## Work task
Go through the data and retrieve each line that includes the string "Guppy".

[Web page and app entries]
···

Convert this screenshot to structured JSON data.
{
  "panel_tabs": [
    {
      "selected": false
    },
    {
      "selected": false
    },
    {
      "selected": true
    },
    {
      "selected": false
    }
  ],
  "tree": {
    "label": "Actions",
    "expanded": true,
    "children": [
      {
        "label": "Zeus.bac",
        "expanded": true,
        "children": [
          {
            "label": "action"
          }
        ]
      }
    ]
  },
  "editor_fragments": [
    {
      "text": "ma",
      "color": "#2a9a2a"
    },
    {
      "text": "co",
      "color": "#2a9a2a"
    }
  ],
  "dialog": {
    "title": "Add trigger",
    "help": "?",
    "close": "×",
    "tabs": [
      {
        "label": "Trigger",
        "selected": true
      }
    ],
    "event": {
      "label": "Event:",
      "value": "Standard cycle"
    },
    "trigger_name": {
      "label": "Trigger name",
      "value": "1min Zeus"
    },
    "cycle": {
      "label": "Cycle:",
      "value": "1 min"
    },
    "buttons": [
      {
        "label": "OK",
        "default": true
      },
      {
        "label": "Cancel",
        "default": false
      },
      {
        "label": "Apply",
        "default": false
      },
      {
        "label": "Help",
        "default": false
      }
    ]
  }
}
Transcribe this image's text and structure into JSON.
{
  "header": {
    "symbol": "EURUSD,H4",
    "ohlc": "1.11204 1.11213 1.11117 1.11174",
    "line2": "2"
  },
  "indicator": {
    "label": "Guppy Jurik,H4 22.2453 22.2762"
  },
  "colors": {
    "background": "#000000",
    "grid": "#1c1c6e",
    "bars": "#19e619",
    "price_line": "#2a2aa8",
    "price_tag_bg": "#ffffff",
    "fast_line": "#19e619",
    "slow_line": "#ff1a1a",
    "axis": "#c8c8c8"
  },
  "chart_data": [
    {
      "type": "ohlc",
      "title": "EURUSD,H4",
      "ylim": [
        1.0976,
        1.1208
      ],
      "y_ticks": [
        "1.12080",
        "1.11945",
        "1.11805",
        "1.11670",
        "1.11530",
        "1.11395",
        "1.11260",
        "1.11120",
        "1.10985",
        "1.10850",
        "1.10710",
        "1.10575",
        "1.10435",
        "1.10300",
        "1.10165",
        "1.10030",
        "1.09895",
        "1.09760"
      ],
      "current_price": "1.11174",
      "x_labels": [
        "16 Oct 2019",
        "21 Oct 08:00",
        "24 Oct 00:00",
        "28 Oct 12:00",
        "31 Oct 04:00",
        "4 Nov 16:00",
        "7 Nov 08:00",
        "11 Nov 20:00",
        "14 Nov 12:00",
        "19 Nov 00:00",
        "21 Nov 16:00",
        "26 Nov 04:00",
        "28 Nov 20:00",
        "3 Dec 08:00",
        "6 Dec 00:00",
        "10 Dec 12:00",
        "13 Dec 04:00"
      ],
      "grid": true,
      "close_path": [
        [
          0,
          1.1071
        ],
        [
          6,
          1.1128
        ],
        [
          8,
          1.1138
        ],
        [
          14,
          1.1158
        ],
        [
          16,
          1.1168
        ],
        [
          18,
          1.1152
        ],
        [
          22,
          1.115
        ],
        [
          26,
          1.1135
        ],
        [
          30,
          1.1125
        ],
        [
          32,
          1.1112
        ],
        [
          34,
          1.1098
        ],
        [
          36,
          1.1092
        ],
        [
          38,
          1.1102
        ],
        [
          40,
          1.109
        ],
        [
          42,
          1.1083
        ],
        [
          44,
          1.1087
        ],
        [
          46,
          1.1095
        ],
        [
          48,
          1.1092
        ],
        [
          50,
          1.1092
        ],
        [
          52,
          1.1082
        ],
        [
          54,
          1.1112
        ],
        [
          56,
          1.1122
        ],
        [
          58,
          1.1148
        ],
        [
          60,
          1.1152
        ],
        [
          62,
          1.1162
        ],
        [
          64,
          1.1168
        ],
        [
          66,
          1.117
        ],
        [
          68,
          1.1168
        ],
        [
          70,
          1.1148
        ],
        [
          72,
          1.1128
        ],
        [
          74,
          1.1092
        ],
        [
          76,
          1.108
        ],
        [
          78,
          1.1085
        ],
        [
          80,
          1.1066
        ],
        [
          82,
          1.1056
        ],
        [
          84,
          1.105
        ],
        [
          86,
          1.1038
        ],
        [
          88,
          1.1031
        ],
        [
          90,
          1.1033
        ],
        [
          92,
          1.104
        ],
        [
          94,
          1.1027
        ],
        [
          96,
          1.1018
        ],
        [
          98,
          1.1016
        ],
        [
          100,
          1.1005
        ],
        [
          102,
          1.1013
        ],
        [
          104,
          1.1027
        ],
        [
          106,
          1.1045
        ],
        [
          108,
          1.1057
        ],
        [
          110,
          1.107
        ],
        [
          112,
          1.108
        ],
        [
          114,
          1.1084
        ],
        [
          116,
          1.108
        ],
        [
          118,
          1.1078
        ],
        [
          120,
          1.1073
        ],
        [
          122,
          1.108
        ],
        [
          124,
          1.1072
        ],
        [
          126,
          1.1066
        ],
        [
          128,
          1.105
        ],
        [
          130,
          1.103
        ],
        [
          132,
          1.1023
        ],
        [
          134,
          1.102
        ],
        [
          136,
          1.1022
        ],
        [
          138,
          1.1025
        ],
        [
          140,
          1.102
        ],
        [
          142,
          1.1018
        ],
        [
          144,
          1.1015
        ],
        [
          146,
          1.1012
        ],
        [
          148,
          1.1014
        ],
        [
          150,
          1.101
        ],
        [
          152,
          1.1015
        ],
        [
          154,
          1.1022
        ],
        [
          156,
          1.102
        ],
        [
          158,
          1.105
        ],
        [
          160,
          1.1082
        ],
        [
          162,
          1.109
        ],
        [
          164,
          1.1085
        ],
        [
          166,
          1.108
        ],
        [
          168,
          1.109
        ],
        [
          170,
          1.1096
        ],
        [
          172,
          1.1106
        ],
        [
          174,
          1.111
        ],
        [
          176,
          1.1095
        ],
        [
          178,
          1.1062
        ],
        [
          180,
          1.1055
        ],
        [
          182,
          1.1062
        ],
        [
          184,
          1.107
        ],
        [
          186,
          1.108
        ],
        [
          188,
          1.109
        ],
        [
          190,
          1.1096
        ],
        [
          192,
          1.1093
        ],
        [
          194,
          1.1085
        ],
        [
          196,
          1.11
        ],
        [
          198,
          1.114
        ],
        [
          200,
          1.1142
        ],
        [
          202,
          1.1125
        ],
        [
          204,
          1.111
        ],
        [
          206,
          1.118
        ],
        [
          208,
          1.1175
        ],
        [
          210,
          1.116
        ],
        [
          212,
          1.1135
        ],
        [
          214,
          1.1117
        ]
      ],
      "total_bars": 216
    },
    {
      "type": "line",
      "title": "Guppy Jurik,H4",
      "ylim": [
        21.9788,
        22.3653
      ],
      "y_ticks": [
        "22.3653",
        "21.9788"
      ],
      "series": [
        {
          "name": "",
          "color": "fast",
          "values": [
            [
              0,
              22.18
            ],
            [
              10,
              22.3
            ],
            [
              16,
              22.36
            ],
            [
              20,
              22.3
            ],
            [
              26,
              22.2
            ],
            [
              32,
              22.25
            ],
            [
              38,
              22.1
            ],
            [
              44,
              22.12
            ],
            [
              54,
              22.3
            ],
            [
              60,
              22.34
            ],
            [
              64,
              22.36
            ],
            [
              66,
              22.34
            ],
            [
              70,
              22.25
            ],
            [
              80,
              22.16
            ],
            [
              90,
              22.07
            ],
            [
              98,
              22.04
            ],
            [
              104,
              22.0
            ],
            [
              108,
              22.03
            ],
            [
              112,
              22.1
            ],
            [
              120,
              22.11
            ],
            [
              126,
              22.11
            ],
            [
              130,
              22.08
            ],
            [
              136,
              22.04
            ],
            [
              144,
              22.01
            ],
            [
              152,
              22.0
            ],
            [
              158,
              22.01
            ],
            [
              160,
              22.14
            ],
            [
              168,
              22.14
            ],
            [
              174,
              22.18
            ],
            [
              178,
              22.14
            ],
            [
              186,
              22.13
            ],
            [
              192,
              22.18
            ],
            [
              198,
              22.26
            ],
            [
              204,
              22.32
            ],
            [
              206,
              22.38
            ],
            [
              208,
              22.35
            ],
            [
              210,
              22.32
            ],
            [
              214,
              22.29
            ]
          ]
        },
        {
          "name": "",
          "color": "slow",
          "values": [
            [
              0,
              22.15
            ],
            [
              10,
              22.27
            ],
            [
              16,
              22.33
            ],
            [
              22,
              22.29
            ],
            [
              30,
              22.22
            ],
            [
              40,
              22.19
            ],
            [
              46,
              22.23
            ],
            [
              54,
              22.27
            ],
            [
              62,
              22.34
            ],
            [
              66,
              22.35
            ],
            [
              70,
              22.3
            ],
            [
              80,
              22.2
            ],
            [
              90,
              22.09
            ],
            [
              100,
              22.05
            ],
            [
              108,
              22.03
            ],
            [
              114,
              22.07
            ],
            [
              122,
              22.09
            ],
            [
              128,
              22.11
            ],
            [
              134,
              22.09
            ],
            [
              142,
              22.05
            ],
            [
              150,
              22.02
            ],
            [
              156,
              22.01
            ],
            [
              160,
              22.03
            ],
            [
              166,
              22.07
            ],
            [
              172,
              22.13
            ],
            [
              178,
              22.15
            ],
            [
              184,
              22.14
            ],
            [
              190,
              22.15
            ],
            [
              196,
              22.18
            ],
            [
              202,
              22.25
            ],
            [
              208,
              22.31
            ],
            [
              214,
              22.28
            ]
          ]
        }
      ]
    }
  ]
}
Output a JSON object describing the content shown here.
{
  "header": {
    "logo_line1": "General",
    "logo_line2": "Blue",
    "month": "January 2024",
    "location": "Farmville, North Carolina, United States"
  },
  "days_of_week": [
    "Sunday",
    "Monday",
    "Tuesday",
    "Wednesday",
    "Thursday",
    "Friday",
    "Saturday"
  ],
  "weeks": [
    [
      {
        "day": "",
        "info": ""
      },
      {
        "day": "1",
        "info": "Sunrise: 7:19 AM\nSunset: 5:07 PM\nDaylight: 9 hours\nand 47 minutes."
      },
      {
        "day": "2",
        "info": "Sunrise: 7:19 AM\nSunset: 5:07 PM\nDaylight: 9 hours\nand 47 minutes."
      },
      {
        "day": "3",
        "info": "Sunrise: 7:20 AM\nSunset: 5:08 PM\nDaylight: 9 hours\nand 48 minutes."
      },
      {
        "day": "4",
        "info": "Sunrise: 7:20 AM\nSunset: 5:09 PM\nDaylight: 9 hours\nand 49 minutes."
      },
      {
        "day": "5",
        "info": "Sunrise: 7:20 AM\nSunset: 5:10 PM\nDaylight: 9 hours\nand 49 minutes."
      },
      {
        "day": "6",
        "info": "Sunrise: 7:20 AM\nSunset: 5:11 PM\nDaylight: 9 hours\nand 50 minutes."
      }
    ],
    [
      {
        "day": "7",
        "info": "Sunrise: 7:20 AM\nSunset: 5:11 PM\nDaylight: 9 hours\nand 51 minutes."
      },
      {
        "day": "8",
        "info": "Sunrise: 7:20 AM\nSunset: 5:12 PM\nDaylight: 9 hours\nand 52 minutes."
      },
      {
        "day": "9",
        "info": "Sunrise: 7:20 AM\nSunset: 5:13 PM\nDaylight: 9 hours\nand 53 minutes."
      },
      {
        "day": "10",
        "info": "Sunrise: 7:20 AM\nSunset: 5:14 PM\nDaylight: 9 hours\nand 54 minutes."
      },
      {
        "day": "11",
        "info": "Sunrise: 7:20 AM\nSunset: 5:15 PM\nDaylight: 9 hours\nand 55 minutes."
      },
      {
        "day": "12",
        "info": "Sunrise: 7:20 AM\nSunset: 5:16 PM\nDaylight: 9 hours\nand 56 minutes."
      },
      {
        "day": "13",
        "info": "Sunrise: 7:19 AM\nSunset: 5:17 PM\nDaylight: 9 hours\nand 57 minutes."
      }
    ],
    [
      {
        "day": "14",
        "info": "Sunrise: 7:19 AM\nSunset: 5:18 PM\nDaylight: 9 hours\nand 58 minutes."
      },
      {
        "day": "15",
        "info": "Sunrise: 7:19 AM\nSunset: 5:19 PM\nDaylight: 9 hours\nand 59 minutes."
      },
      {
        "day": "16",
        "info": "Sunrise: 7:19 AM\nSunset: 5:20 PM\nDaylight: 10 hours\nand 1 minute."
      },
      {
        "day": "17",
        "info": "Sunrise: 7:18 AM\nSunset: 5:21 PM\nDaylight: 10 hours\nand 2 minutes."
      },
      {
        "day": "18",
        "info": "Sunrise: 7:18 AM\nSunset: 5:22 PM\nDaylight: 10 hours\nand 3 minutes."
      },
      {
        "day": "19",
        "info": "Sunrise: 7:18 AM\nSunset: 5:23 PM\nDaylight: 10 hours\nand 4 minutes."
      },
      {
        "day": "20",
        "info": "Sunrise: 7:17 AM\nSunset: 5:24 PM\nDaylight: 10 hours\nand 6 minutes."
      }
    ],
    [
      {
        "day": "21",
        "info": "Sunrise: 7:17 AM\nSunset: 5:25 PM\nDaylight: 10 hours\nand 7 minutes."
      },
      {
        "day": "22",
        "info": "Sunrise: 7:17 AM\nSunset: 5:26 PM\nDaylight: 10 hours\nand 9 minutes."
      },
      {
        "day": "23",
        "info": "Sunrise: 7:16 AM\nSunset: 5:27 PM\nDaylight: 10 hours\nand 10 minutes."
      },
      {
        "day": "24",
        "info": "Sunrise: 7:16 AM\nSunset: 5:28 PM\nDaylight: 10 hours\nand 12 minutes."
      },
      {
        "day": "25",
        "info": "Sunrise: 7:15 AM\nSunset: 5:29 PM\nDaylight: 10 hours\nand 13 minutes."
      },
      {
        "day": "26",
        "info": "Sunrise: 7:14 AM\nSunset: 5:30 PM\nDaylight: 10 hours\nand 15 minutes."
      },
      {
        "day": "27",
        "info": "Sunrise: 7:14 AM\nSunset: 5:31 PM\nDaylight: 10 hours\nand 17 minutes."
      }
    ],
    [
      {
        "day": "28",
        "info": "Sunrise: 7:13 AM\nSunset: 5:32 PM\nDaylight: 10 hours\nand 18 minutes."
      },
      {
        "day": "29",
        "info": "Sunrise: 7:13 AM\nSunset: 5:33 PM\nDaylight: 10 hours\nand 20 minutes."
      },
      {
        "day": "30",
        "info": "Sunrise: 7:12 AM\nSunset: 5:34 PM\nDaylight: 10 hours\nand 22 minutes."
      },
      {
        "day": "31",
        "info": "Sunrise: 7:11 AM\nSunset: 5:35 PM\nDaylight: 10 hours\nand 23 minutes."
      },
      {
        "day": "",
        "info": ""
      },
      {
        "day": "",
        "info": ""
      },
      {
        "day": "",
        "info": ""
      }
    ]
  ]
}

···

## Output of the task
    "label": "Guppy Jurik,H4 22.2453 22.2762"
      "title": "Guppy Jurik,H4",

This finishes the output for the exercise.